BEGIN

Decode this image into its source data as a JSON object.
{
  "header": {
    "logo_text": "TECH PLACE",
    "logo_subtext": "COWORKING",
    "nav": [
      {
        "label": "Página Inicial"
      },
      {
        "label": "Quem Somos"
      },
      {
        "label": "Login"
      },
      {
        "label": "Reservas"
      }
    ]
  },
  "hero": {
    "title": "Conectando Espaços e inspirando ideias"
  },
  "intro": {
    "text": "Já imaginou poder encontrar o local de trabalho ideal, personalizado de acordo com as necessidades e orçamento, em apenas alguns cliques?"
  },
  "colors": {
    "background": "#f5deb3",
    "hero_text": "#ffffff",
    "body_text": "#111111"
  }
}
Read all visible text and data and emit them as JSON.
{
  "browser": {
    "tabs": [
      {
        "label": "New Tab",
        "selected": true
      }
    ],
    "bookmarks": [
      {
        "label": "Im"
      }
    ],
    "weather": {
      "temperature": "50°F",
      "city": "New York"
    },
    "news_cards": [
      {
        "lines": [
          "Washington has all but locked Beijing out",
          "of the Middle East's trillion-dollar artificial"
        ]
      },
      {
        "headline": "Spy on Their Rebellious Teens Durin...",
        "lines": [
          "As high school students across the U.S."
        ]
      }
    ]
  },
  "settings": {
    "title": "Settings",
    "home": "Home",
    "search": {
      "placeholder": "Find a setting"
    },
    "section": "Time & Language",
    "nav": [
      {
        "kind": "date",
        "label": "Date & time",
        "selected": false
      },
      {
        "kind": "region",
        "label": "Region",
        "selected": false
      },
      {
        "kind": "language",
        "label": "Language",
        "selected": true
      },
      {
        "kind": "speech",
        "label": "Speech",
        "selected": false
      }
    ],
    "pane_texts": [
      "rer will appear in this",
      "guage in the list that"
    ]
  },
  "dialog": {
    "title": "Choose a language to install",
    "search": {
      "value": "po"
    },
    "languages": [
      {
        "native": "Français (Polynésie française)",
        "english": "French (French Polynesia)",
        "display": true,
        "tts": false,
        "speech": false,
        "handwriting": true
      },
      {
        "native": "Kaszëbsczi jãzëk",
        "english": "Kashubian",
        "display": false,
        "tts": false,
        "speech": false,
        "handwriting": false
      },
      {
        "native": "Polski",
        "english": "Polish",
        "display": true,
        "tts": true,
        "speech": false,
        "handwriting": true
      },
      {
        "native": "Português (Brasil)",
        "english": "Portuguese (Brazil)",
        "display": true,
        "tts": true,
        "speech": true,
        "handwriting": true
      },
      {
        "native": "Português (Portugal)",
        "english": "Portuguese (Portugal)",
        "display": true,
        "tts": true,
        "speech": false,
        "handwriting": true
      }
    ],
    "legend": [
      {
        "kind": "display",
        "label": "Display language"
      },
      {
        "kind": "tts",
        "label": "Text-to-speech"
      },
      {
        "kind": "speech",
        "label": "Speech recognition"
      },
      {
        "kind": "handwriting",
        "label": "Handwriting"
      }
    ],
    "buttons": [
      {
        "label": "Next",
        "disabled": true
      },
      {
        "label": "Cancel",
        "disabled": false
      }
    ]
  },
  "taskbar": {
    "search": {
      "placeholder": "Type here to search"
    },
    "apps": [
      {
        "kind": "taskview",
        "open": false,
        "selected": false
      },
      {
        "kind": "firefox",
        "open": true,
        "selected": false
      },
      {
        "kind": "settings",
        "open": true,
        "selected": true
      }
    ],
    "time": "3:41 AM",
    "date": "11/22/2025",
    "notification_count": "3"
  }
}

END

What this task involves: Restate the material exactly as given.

Answer to the problem:
Decode this image into its source data as a JSON object.
{
  "header": {
    "logo_text": "TECH PLACE",
    "logo_subtext": "COWORKING",
    "nav": [
      {
        "label": "Página Inicial"
      },
      {
        "label": "Quem Somos"
      },
      {
        "label": "Login"
      },
      {
        "label": "Reservas"
      }
    ]
  },
  "hero": {
    "title": "Conectando Espaços e inspirando ideias"
  },
  "intro": {
    "text": "Já imaginou poder encontrar o local de trabalho ideal, personalizado de acordo com as necessidades e orçamento, em apenas alguns cliques?"
  },
  "colors": {
    "background": "#f5deb3",
    "hero_text": "#ffffff",
    "body_text": "#111111"
  }
}
Read all visible text and data and emit them as JSON.
{
  "browser": {
    "tabs": [
      {
        "label": "New Tab",
        "selected": true
      }
    ],
    "bookmarks": [
      {
        "label": "Im"
      }
    ],
    "weather": {
      "temperature": "50°F",
      "city": "New York"
    },
    "news_cards": [
      {
        "lines": [
          "Washington has all but locked Beijing out",
          "of the Middle East's trillion-dollar artificial"
        ]
      },
      {
        "headline": "Spy on Their Rebellious Teens Durin...",
        "lines": [
          "As high school students across the U.S."
        ]
      }
    ]
  },
  "settings": {
    "title": "Settings",
    "home": "Home",
    "search": {
      "placeholder": "Find a setting"
    },
    "section": "Time & Language",
    "nav": [
      {
        "kind": "date",
        "label": "Date & time",
        "selected": false
      },
      {
        "kind": "region",
        "label": "Region",
        "selected": false
      },
      {
        "kind": "language",
        "label": "Language",
        "selected": true
      },
      {
        "kind": "speech",
        "label": "Speech",
        "selected": false
      }
    ],
    "pane_texts": [
      "rer will appear in this",
      "guage in the list that"
    ]
  },
  "dialog": {
    "title": "Choose a language to install",
    "search": {
      "value": "po"
    },
    "languages": [
      {
        "native": "Français (Polynésie française)",
        "english": "French (French Polynesia)",
        "display": true,
        "tts": false,
        "speech": false,
        "handwriting": true
      },
      {
        "native": "Kaszëbsczi jãzëk",
        "english": "Kashubian",
        "display": false,
        "tts": false,
        "speech": false,
        "handwriting": false
      },
      {
        "native": "Polski",
        "english": "Polish",
        "display": true,
        "tts": true,
        "speech": false,
        "handwriting": true
      },
      {
        "native": "Português (Brasil)",
        "english": "Portuguese (Brazil)",
        "display": true,
        "tts": true,
        "speech": true,
        "handwriting": true
      },
      {
        "native": "Português (Portugal)",
        "english": "Portuguese (Portugal)",
        "display": true,
        "tts": true,
        "speech": false,
        "handwriting": true
      }
    ],
    "legend": [
      {
        "kind": "display",
        "label": "Display language"
      },
      {
        "kind": "tts",
        "label": "Text-to-speech"
      },
      {
        "kind": "speech",
        "label": "Speech recognition"
      },
      {
        "kind": "handwriting",
        "label": "Handwriting"
      }
    ],
    "buttons": [
      {
        "label": "Next",
        "disabled": true
      },
      {
        "label": "Cancel",
        "disabled": false
      }
    ]
  },
  "taskbar": {
    "search": {
      "placeholder": "Type here to search"
    },
    "apps": [
      {
        "kind": "taskview",
        "open": false,
        "selected": false
      },
      {
        "kind": "firefox",
        "open": true,
        "selected": false
      },
      {
        "kind": "settings",
        "open": true,
        "selected": true
      }
    ],
    "time": "3:41 AM",
    "date": "11/22/2025",
    "notification_count": "3"
  }
}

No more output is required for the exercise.